For the last few years I’ve been hearing people complain that while tablets are great for content consumption, they’re no good for content creation due to their slow processors and the lack of physical keyboards. But time and again developers have been proving us wrong by coming up with new and interesting ways for smartphone and tablet users to create and share content with these mobile devices.
It turns out there’s more than one way to produce something new and original. I’d rather have a full sized QWERTY keyboard than anything else when it comes to writing emails, blog posts, or… well, that’s most of what I write. But the case isn’t nearly as cut and dry when it comes to shooting and editing photos and videos or creating original music compositions.
I wouldn’t even think of using my laptop’s webcam to shoot an unboxing or video review for this site. Instead I typically rely on a Canon PowerShot camera to shoot the video, and then I copy the file from the SD card to a PC for editing, transcoding, and uploading to YouTube. But I’ve also used my iPod touch to do the same thing. The difference is I can shoot, edit, and upload the video all from my iPod touch. It has a 720p HD video recorder, a $4.99 iMovie app for making simple edits, and it will automatically transcode the app to reduce the file size before uploading it to YouTube. The process is actually a lot simpler and faster than using a camera and computer — the only reason I don’t do it more often is because my camera produce slightly higher quality images and video.
But surely, you’d think that a computer with a high performance multi-core processor would at least be faster at CPU-intensive tasks such as transcoding a video, right? Not necessarily.
The folks at AppAdvice noticed that the iPad 2 is actually faster than almost any Mac computer when it comes to transcoding H.264 video files shot on a 4th generation iPod touch. That’s when running the mobile iMovie app on the iPad or the full version on the Mac computers. While the iPad 2 was the king of the hill with pure transcoding jobs, high-end Mac machines were a little faster when it came to rendering videos with added titles, images, and music. But they weren’t that much faster.

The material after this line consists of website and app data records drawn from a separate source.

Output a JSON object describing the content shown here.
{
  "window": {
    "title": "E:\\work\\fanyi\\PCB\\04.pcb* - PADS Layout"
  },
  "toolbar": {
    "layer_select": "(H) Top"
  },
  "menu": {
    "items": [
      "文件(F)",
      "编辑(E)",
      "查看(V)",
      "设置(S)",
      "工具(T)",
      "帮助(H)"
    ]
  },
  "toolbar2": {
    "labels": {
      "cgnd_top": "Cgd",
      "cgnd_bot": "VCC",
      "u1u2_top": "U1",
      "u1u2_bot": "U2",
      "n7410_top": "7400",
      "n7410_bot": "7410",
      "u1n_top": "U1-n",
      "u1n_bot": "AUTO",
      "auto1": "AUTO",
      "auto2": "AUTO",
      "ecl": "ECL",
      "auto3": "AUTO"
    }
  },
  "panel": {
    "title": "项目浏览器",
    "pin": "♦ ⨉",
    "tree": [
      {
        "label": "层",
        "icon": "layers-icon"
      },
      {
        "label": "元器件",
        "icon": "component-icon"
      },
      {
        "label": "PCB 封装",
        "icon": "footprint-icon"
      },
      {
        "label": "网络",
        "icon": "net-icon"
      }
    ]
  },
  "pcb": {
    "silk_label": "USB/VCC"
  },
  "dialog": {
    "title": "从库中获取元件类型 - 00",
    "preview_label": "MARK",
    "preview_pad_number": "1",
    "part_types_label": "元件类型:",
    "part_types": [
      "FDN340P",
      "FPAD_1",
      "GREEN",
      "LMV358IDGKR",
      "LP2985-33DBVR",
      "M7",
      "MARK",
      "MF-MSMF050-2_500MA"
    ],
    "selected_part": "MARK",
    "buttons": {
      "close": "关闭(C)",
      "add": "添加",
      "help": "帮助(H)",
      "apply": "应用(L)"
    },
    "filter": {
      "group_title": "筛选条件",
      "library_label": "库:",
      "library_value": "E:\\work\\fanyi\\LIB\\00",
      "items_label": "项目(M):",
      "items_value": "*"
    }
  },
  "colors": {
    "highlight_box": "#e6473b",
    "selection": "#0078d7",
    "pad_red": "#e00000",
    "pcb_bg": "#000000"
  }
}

Does that mean Apple’s new A5 processor is almost as fast as a multi-core Intel chip? Not necessarily. It’s just that the A5 chip has integrated support for transcoding H.264 videos, and the iMovie app for iOS is designed specifically to take advantage of the hardware on iOS devices.
That said, do you really care why the iPad 2 is so fast at performing tasks such as video rendering and transcoding? I’m just impressed that Apple has optimized its hardware and software so that you really can get some real work done on a mobile device — provided you’re interested in shooting and editing video rather than, say, writing out the great American novel using the iPad’s on-screen keyboard.
We’ve also seen plenty of instances of people using iPads and other tablets to create and edit music, photos, and other digital media, and Apple has join in the action with the launch of new Garage Band and iPhoto apps for the platform.
This doesn’t mean that notebook and desktop computers are on the way out anytime soon. But you need the proper tools for any job, and it turns out that despite early claims that “content creation” required a more traditional PC, it’s becoming clear that’s not always true.